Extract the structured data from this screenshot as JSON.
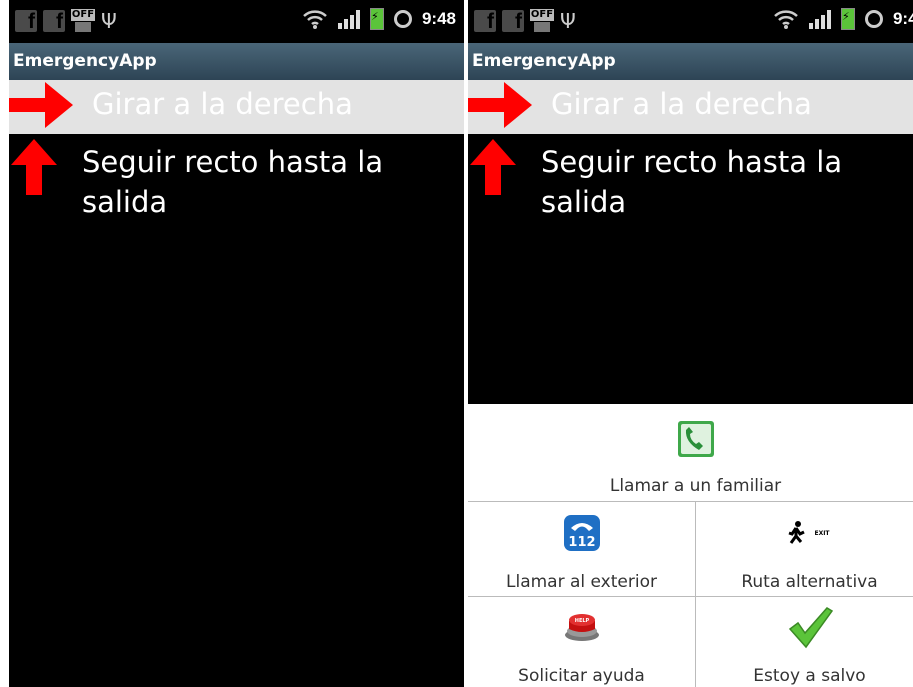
{
  "status_bar": {
    "time": "9:48",
    "off_badge": "OFF",
    "usb": "Ψ",
    "fb_glyph": "f"
  },
  "app": {
    "title": "EmergencyApp"
  },
  "directions": {
    "current": "Girar a la derecha",
    "next": "Seguir recto hasta la salida"
  },
  "menu": {
    "call_family": "Llamar a un familiar",
    "call_outside": "Llamar al exterior",
    "alt_route": "Ruta alternativa",
    "request_help": "Solicitar ayuda",
    "safe": "Estoy a salvo",
    "call_outside_number": "112",
    "exit_sign": "EXIT",
    "help_button": "HELP"
  },
  "colors": {
    "accent_red": "#ff0000",
    "titlebar": "#3a5567",
    "highlight_row": "#e3e3e3"
  }
}
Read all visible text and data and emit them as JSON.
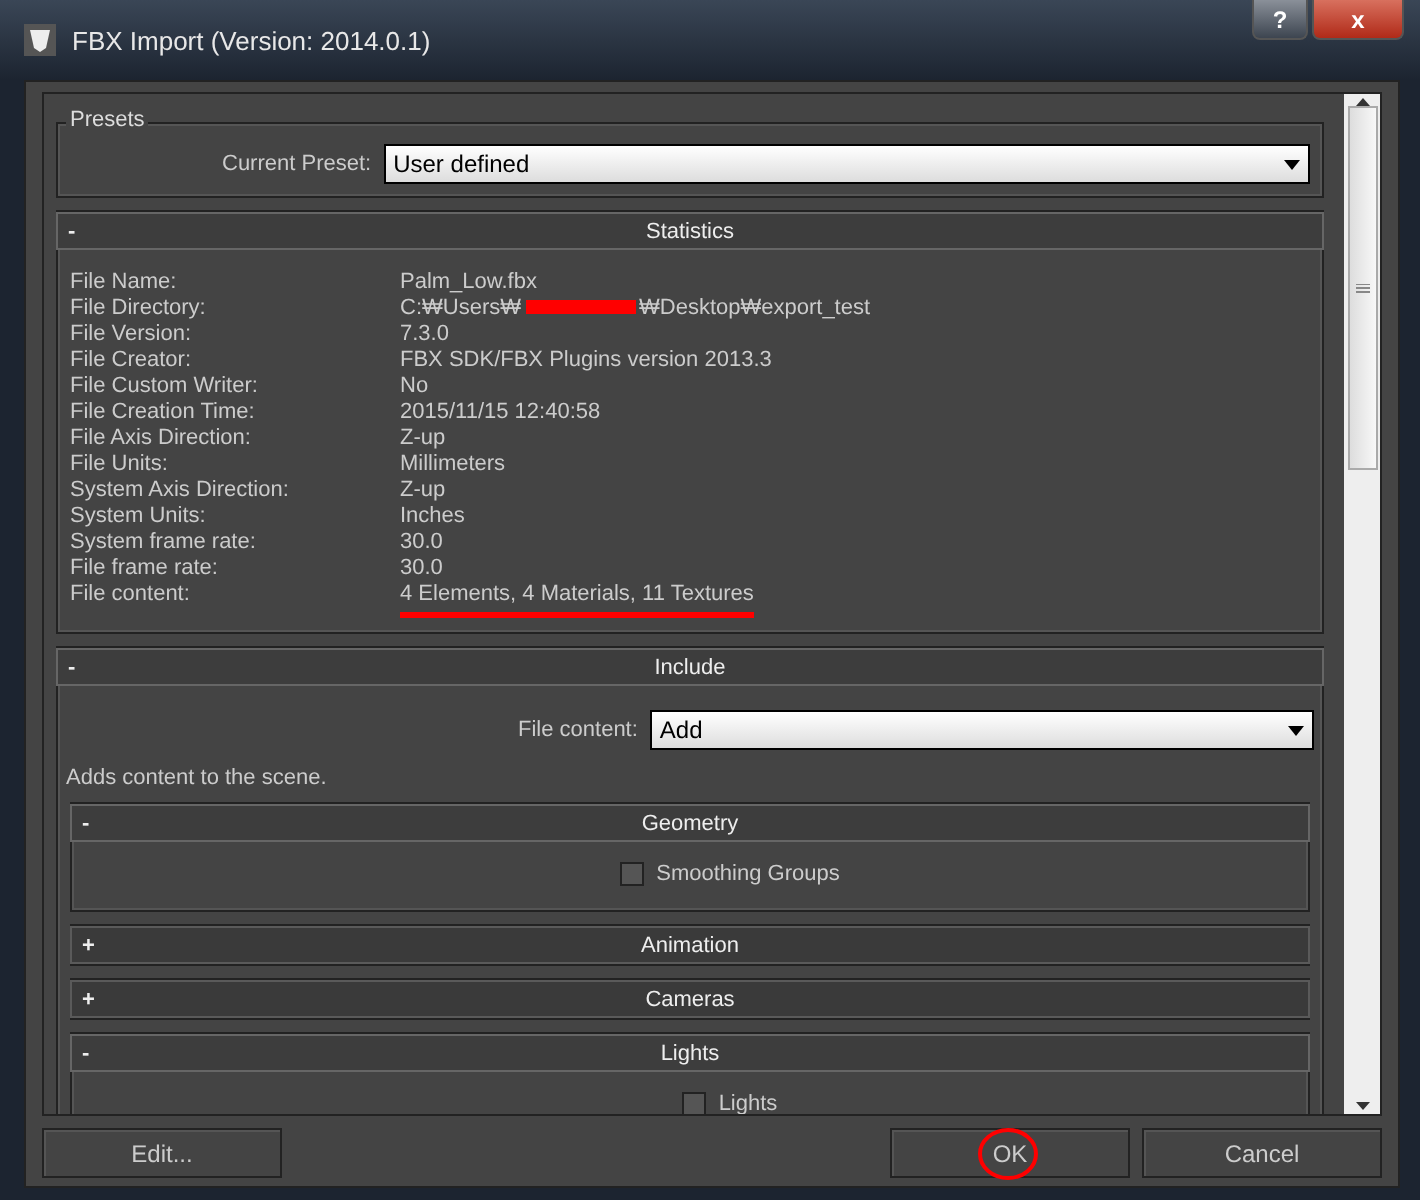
{
  "window": {
    "title": "FBX Import (Version: 2014.0.1)",
    "controls": [
      {
        "kind": "help",
        "label": "?"
      },
      {
        "kind": "close",
        "label": "x"
      }
    ]
  },
  "presets": {
    "legend": "Presets",
    "label": "Current Preset:",
    "value": "User defined"
  },
  "statistics": {
    "title": "Statistics",
    "expanded": true,
    "toggle": "-",
    "rows": [
      {
        "kind": "plain",
        "label": "File Name:",
        "value": "Palm_Low.fbx"
      },
      {
        "kind": "redacted",
        "label": "File Directory:",
        "value": "C:₩Users₩",
        "value_end": "₩Desktop₩export_test"
      },
      {
        "kind": "plain",
        "label": "File Version:",
        "value": "7.3.0"
      },
      {
        "kind": "plain",
        "label": "File Creator:",
        "value": "FBX SDK/FBX Plugins version 2013.3"
      },
      {
        "kind": "plain",
        "label": "File Custom Writer:",
        "value": "No"
      },
      {
        "kind": "plain",
        "label": "File Creation Time:",
        "value": "2015/11/15  12:40:58"
      },
      {
        "kind": "plain",
        "label": "File Axis Direction:",
        "value": "Z-up"
      },
      {
        "kind": "plain",
        "label": "File Units:",
        "value": "Millimeters"
      },
      {
        "kind": "plain",
        "label": "System Axis Direction:",
        "value": "Z-up"
      },
      {
        "kind": "plain",
        "label": "System Units:",
        "value": "Inches"
      },
      {
        "kind": "plain",
        "label": "System frame rate:",
        "value": "30.0"
      },
      {
        "kind": "plain",
        "label": "File frame rate:",
        "value": "30.0"
      },
      {
        "kind": "underlined",
        "label": "File content:",
        "value": "4 Elements,   4 Materials,   11 Textures"
      }
    ]
  },
  "include": {
    "title": "Include",
    "expanded": true,
    "toggle": "-",
    "field_label": "File content:",
    "field_value": "Add",
    "hint": "Adds content to the scene.",
    "groups": [
      {
        "title": "Geometry",
        "toggle": "-",
        "expanded": true,
        "options": [
          {
            "label": "Smoothing Groups",
            "checked": false
          }
        ]
      },
      {
        "title": "Animation",
        "toggle": "+",
        "expanded": false
      },
      {
        "title": "Cameras",
        "toggle": "+",
        "expanded": false
      },
      {
        "title": "Lights",
        "toggle": "-",
        "expanded": true,
        "options": [
          {
            "label": "Lights",
            "checked": false
          }
        ]
      }
    ]
  },
  "buttons": [
    {
      "label": "Edit...",
      "circled": false
    },
    {
      "label": "OK",
      "circled": true
    },
    {
      "label": "Cancel",
      "circled": false
    }
  ]
}
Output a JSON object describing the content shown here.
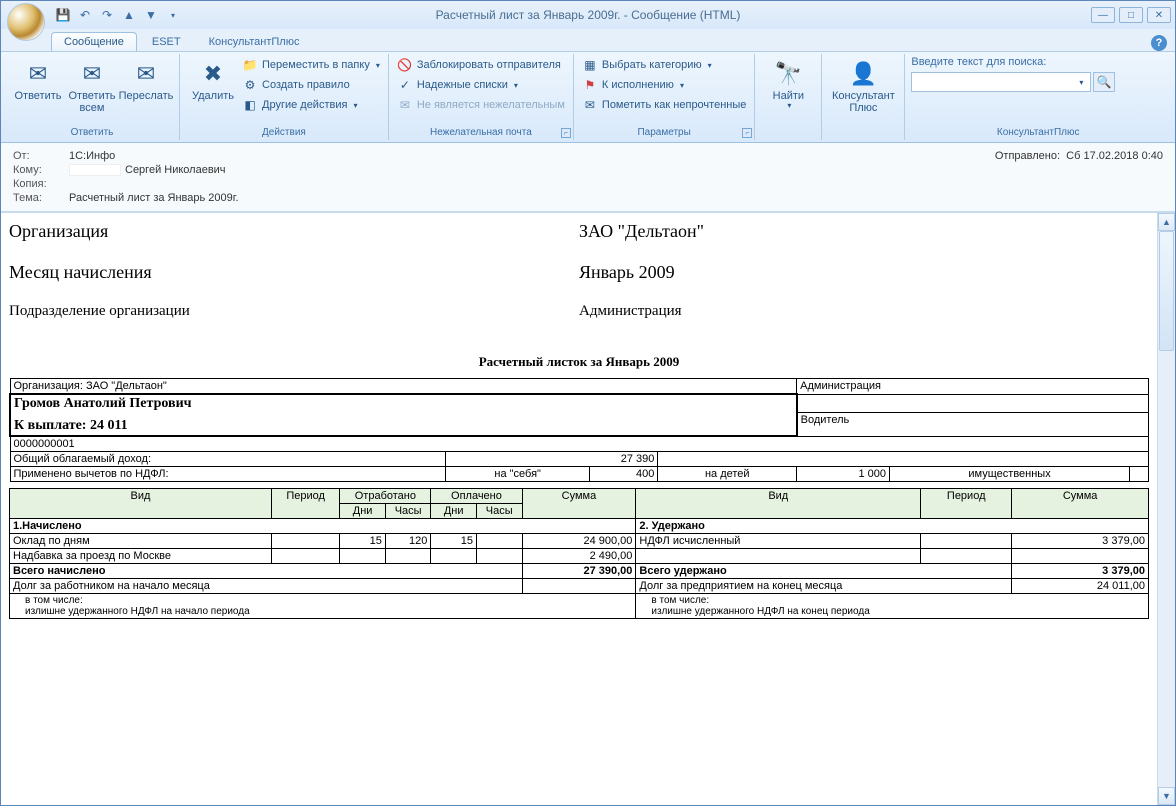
{
  "window": {
    "title": "Расчетный лист за Январь 2009г. - Сообщение (HTML)"
  },
  "tabs": {
    "message": "Сообщение",
    "eset": "ESET",
    "consultant": "КонсультантПлюс"
  },
  "ribbon": {
    "reply": {
      "reply": "Ответить",
      "reply_all": "Ответить\nвсем",
      "forward": "Переслать",
      "group": "Ответить"
    },
    "actions": {
      "delete": "Удалить",
      "move_to_folder": "Переместить в папку",
      "create_rule": "Создать правило",
      "other_actions": "Другие действия",
      "group": "Действия"
    },
    "junk": {
      "block_sender": "Заблокировать отправителя",
      "safe_lists": "Надежные списки",
      "not_junk": "Не является нежелательным",
      "group": "Нежелательная почта"
    },
    "options": {
      "categorize": "Выбрать категорию",
      "follow_up": "К исполнению",
      "mark_unread": "Пометить как непрочтенные",
      "group": "Параметры"
    },
    "find": {
      "find": "Найти",
      "group": ""
    },
    "consultant_btn": {
      "label": "Консультант\nПлюс"
    },
    "search": {
      "label": "Введите текст для поиска:",
      "placeholder": "",
      "group": "КонсультантПлюс"
    }
  },
  "headers": {
    "from_label": "От:",
    "from_value": "1С:Инфо",
    "to_label": "Кому:",
    "to_value": "Сергей Николаевич",
    "cc_label": "Копия:",
    "cc_value": "",
    "subject_label": "Тема:",
    "subject_value": "Расчетный лист за Январь 2009г.",
    "sent_label": "Отправлено:",
    "sent_value": "Сб 17.02.2018 0:40"
  },
  "doc": {
    "org_label": "Организация",
    "org_value": "ЗАО \"Дельтаон\"",
    "month_label": "Месяц начисления",
    "month_value": "Январь 2009",
    "dept_label": "Подразделение организации",
    "dept_value": "Администрация",
    "title": "Расчетный листок за Январь 2009",
    "org_line": "Организация: ЗАО \"Дельтаон\"",
    "dept_line": "Администрация",
    "employee": "Громов Анатолий Петрович",
    "payout_label": "К выплате: 24 011",
    "position": "Водитель",
    "tab_num": "0000000001",
    "taxable_income_label": "Общий облагаемый доход:",
    "taxable_income": "27 390",
    "deductions_label": "Применено вычетов по НДФЛ:",
    "ded_self_label": "на \"себя\"",
    "ded_self": "400",
    "ded_children_label": "на детей",
    "ded_children": "1 000",
    "ded_property_label": "имущественных",
    "ded_property": "",
    "cols": {
      "vid": "Вид",
      "period": "Период",
      "worked": "Отработано",
      "paid": "Оплачено",
      "days": "Дни",
      "hours": "Часы",
      "sum": "Сумма"
    },
    "sec_charged": "1.Начислено",
    "sec_withheld": "2. Удержано",
    "row1": {
      "name": "Оклад по дням",
      "wd": "15",
      "wh": "120",
      "pd": "15",
      "ph": "",
      "sum": "24 900,00"
    },
    "row2": {
      "name": "Надбавка за проезд по Москве",
      "sum": "2 490,00"
    },
    "withheld1": {
      "name": "НДФЛ исчисленный",
      "sum": "3 379,00"
    },
    "total_charged_label": "Всего начислено",
    "total_charged": "27 390,00",
    "total_withheld_label": "Всего удержано",
    "total_withheld": "3 379,00",
    "debt_worker_label": "Долг за работником на начало месяца",
    "debt_worker": "",
    "debt_company_label": "Долг за предприятием на конец месяца",
    "debt_company": "24 011,00",
    "incl_label": "в том числе:",
    "excess_start": "излишне удержанного НДФЛ на начало периода",
    "excess_end": "излишне удержанного НДФЛ на конец периода"
  }
}
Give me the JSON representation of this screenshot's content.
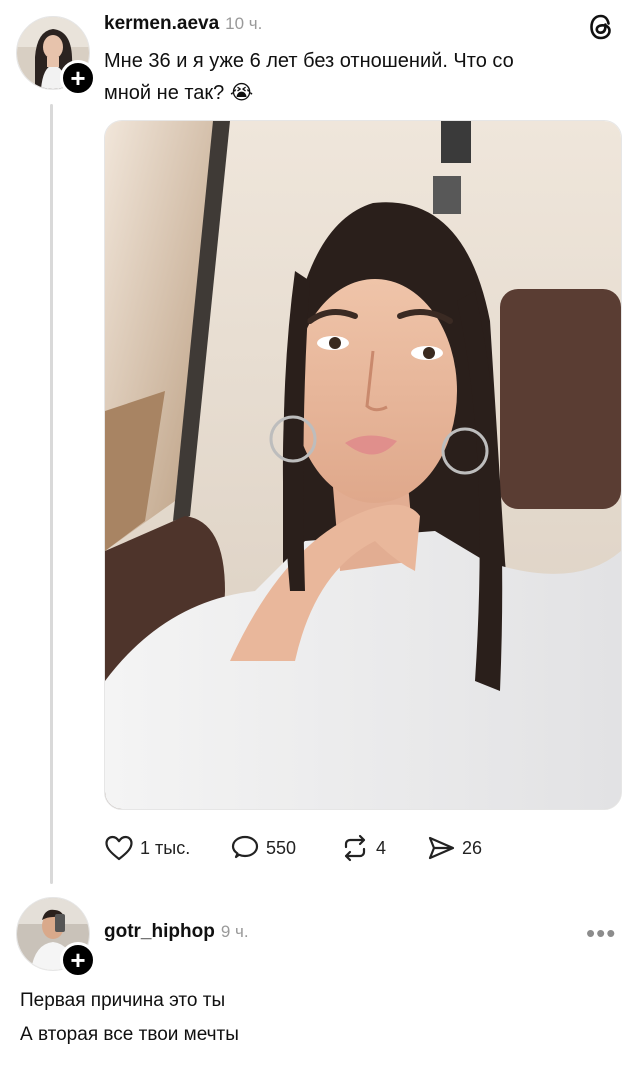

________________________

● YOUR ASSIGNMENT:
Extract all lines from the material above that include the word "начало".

● ANSWER TO THIS TASK:
    "debt_worker_label": "Долг за работником на начало месяца",
    "excess_start": "излишне удержанного НДФЛ на начало периода",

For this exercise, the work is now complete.